[Saved entries]
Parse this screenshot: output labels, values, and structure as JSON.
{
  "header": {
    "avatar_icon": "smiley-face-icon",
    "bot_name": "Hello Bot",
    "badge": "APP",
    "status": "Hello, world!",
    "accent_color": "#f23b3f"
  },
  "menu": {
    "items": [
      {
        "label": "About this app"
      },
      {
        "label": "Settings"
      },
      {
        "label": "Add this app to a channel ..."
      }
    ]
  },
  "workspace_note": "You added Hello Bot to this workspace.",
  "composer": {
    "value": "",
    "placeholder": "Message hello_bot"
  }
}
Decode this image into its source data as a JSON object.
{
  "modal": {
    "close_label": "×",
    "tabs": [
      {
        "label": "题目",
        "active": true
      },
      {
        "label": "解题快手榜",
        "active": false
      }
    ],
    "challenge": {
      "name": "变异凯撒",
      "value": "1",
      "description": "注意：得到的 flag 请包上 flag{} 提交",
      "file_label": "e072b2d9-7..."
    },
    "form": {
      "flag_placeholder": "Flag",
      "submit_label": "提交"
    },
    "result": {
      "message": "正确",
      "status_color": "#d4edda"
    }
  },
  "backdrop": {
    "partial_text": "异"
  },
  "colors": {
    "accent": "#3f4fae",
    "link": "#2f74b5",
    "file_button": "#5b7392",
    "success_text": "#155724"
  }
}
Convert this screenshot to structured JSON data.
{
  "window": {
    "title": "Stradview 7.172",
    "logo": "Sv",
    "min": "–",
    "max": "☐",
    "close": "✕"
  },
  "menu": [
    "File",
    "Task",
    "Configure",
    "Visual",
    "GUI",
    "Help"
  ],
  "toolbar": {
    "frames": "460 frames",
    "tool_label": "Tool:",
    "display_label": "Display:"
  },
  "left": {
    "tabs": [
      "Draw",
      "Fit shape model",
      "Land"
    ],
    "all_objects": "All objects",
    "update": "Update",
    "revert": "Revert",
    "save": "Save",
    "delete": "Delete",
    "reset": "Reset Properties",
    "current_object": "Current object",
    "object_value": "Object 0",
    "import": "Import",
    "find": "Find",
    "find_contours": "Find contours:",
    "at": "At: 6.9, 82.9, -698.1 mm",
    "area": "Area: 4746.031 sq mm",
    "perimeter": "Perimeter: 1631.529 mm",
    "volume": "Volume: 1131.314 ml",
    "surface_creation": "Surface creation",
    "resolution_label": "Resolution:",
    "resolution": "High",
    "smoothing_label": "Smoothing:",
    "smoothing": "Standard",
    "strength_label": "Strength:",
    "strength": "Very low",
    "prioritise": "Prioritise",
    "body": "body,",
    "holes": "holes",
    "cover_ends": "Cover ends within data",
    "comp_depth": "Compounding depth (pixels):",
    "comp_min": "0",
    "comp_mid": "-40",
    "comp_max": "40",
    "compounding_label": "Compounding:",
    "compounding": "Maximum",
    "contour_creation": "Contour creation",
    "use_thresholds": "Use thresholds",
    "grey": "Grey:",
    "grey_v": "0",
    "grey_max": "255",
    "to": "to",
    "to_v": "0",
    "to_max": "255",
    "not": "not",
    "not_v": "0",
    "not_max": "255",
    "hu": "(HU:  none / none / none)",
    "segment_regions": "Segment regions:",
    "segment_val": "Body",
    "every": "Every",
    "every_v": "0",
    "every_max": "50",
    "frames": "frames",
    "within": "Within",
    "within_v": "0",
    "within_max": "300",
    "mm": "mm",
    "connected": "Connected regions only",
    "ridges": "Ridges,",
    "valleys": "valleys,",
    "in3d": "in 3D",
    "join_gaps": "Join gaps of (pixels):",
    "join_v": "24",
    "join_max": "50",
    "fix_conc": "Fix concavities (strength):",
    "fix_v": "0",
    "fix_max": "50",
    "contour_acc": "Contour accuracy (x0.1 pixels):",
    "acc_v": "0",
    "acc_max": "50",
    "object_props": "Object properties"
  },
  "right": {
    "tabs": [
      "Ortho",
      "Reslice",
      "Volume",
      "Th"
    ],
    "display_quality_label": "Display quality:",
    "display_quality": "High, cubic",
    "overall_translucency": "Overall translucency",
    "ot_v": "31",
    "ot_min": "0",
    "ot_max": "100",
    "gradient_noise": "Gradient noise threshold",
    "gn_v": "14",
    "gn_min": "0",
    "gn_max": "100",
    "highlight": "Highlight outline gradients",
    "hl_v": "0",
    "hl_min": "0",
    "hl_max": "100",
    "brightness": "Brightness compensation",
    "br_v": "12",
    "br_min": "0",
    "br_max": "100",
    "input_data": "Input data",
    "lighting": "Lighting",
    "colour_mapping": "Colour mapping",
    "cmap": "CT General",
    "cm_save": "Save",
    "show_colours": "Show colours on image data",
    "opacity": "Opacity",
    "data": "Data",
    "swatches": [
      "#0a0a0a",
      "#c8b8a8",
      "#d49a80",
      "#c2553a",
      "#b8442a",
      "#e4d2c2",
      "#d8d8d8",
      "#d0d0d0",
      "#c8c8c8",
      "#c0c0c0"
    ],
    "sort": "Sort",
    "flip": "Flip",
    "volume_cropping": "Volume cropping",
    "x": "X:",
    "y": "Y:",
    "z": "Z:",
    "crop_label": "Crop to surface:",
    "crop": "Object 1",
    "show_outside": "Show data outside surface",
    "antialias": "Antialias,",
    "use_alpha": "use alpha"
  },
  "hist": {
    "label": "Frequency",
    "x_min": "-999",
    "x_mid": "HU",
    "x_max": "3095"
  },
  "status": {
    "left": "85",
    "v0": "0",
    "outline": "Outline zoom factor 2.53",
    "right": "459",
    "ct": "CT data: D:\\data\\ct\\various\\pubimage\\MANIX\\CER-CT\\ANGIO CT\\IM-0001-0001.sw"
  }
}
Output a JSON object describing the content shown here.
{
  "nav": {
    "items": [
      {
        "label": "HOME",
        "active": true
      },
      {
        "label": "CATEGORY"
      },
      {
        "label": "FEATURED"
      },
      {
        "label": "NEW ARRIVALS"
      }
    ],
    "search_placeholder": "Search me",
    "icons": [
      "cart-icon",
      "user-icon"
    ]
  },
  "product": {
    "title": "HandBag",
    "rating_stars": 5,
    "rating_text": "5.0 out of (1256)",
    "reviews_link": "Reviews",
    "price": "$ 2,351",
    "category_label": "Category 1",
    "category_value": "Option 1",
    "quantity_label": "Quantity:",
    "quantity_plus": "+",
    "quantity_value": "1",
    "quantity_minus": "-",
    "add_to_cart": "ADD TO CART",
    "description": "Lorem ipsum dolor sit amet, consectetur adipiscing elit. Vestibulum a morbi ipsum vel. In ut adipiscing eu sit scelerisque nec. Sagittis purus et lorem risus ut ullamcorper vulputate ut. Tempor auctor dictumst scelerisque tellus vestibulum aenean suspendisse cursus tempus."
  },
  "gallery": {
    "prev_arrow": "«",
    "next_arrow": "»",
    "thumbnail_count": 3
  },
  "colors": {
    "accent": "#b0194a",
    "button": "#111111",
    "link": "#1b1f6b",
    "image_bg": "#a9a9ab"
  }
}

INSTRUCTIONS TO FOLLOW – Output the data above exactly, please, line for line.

REPLY –
Parse this screenshot: output labels, values, and structure as JSON.
{
  "header": {
    "avatar_icon": "smiley-face-icon",
    "bot_name": "Hello Bot",
    "badge": "APP",
    "status": "Hello, world!",
    "accent_color": "#f23b3f"
  },
  "menu": {
    "items": [
      {
        "label": "About this app"
      },
      {
        "label": "Settings"
      },
      {
        "label": "Add this app to a channel ..."
      }
    ]
  },
  "workspace_note": "You added Hello Bot to this workspace.",
  "composer": {
    "value": "",
    "placeholder": "Message hello_bot"
  }
}
Decode this image into its source data as a JSON object.
{
  "modal": {
    "close_label": "×",
    "tabs": [
      {
        "label": "题目",
        "active": true
      },
      {
        "label": "解题快手榜",
        "active": false
      }
    ],
    "challenge": {
      "name": "变异凯撒",
      "value": "1",
      "description": "注意：得到的 flag 请包上 flag{} 提交",
      "file_label": "e072b2d9-7..."
    },
    "form": {
      "flag_placeholder": "Flag",
      "submit_label": "提交"
    },
    "result": {
      "message": "正确",
      "status_color": "#d4edda"
    }
  },
  "backdrop": {
    "partial_text": "异"
  },
  "colors": {
    "accent": "#3f4fae",
    "link": "#2f74b5",
    "file_button": "#5b7392",
    "success_text": "#155724"
  }
}
Convert this screenshot to structured JSON data.
{
  "window": {
    "title": "Stradview 7.172",
    "logo": "Sv",
    "min": "–",
    "max": "☐",
    "close": "✕"
  },
  "menu": [
    "File",
    "Task",
    "Configure",
    "Visual",
    "GUI",
    "Help"
  ],
  "toolbar": {
    "frames": "460 frames",
    "tool_label": "Tool:",
    "display_label": "Display:"
  },
  "left": {
    "tabs": [
      "Draw",
      "Fit shape model",
      "Land"
    ],
    "all_objects": "All objects",
    "update": "Update",
    "revert": "Revert",
    "save": "Save",
    "delete": "Delete",
    "reset": "Reset Properties",
    "current_object": "Current object",
    "object_value": "Object 0",
    "import": "Import",
    "find": "Find",
    "find_contours": "Find contours:",
    "at": "At: 6.9, 82.9, -698.1 mm",
    "area": "Area: 4746.031 sq mm",
    "perimeter": "Perimeter: 1631.529 mm",
    "volume": "Volume: 1131.314 ml",
    "surface_creation": "Surface creation",
    "resolution_label": "Resolution:",
    "resolution": "High",
    "smoothing_label": "Smoothing:",
    "smoothing": "Standard",
    "strength_label": "Strength:",
    "strength": "Very low",
    "prioritise": "Prioritise",
    "body": "body,",
    "holes": "holes",
    "cover_ends": "Cover ends within data",
    "comp_depth": "Compounding depth (pixels):",
    "comp_min": "0",
    "comp_mid": "-40",
    "comp_max": "40",
    "compounding_label": "Compounding:",
    "compounding": "Maximum",
    "contour_creation": "Contour creation",
    "use_thresholds": "Use thresholds",
    "grey": "Grey:",
    "grey_v": "0",
    "grey_max": "255",
    "to": "to",
    "to_v": "0",
    "to_max": "255",
    "not": "not",
    "not_v": "0",
    "not_max": "255",
    "hu": "(HU:  none / none / none)",
    "segment_regions": "Segment regions:",
    "segment_val": "Body",
    "every": "Every",
    "every_v": "0",
    "every_max": "50",
    "frames": "frames",
    "within": "Within",
    "within_v": "0",
    "within_max": "300",
    "mm": "mm",
    "connected": "Connected regions only",
    "ridges": "Ridges,",
    "valleys": "valleys,",
    "in3d": "in 3D",
    "join_gaps": "Join gaps of (pixels):",
    "join_v": "24",
    "join_max": "50",
    "fix_conc": "Fix concavities (strength):",
    "fix_v": "0",
    "fix_max": "50",
    "contour_acc": "Contour accuracy (x0.1 pixels):",
    "acc_v": "0",
    "acc_max": "50",
    "object_props": "Object properties"
  },
  "right": {
    "tabs": [
      "Ortho",
      "Reslice",
      "Volume",
      "Th"
    ],
    "display_quality_label": "Display quality:",
    "display_quality": "High, cubic",
    "overall_translucency": "Overall translucency",
    "ot_v": "31",
    "ot_min": "0",
    "ot_max": "100",
    "gradient_noise": "Gradient noise threshold",
    "gn_v": "14",
    "gn_min": "0",
    "gn_max": "100",
    "highlight": "Highlight outline gradients",
    "hl_v": "0",
    "hl_min": "0",
    "hl_max": "100",
    "brightness": "Brightness compensation",
    "br_v": "12",
    "br_min": "0",
    "br_max": "100",
    "input_data": "Input data",
    "lighting": "Lighting",
    "colour_mapping": "Colour mapping",
    "cmap": "CT General",
    "cm_save": "Save",
    "show_colours": "Show colours on image data",
    "opacity": "Opacity",
    "data": "Data",
    "swatches": [
      "#0a0a0a",
      "#c8b8a8",
      "#d49a80",
      "#c2553a",
      "#b8442a",
      "#e4d2c2",
      "#d8d8d8",
      "#d0d0d0",
      "#c8c8c8",
      "#c0c0c0"
    ],
    "sort": "Sort",
    "flip": "Flip",
    "volume_cropping": "Volume cropping",
    "x": "X:",
    "y": "Y:",
    "z": "Z:",
    "crop_label": "Crop to surface:",
    "crop": "Object 1",
    "show_outside": "Show data outside surface",
    "antialias": "Antialias,",
    "use_alpha": "use alpha"
  },
  "hist": {
    "label": "Frequency",
    "x_min": "-999",
    "x_mid": "HU",
    "x_max": "3095"
  },
  "status": {
    "left": "85",
    "v0": "0",
    "outline": "Outline zoom factor 2.53",
    "right": "459",
    "ct": "CT data: D:\\data\\ct\\various\\pubimage\\MANIX\\CER-CT\\ANGIO CT\\IM-0001-0001.sw"
  }
}
Output a JSON object describing the content shown here.
{
  "nav": {
    "items": [
      {
        "label": "HOME",
        "active": true
      },
      {
        "label": "CATEGORY"
      },
      {
        "label": "FEATURED"
      },
      {
        "label": "NEW ARRIVALS"
      }
    ],
    "search_placeholder": "Search me",
    "icons": [
      "cart-icon",
      "user-icon"
    ]
  },
  "product": {
    "title": "HandBag",
    "rating_stars": 5,
    "rating_text": "5.0 out of (1256)",
    "reviews_link": "Reviews",
    "price": "$ 2,351",
    "category_label": "Category 1",
    "category_value": "Option 1",
    "quantity_label": "Quantity:",
    "quantity_plus": "+",
    "quantity_value": "1",
    "quantity_minus": "-",
    "add_to_cart": "ADD TO CART",
    "description": "Lorem ipsum dolor sit amet, consectetur adipiscing elit. Vestibulum a morbi ipsum vel. In ut adipiscing eu sit scelerisque nec. Sagittis purus et lorem risus ut ullamcorper vulputate ut. Tempor auctor dictumst scelerisque tellus vestibulum aenean suspendisse cursus tempus."
  },
  "gallery": {
    "prev_arrow": "«",
    "next_arrow": "»",
    "thumbnail_count": 3
  },
  "colors": {
    "accent": "#b0194a",
    "button": "#111111",
    "link": "#1b1f6b",
    "image_bg": "#a9a9ab"
  }
}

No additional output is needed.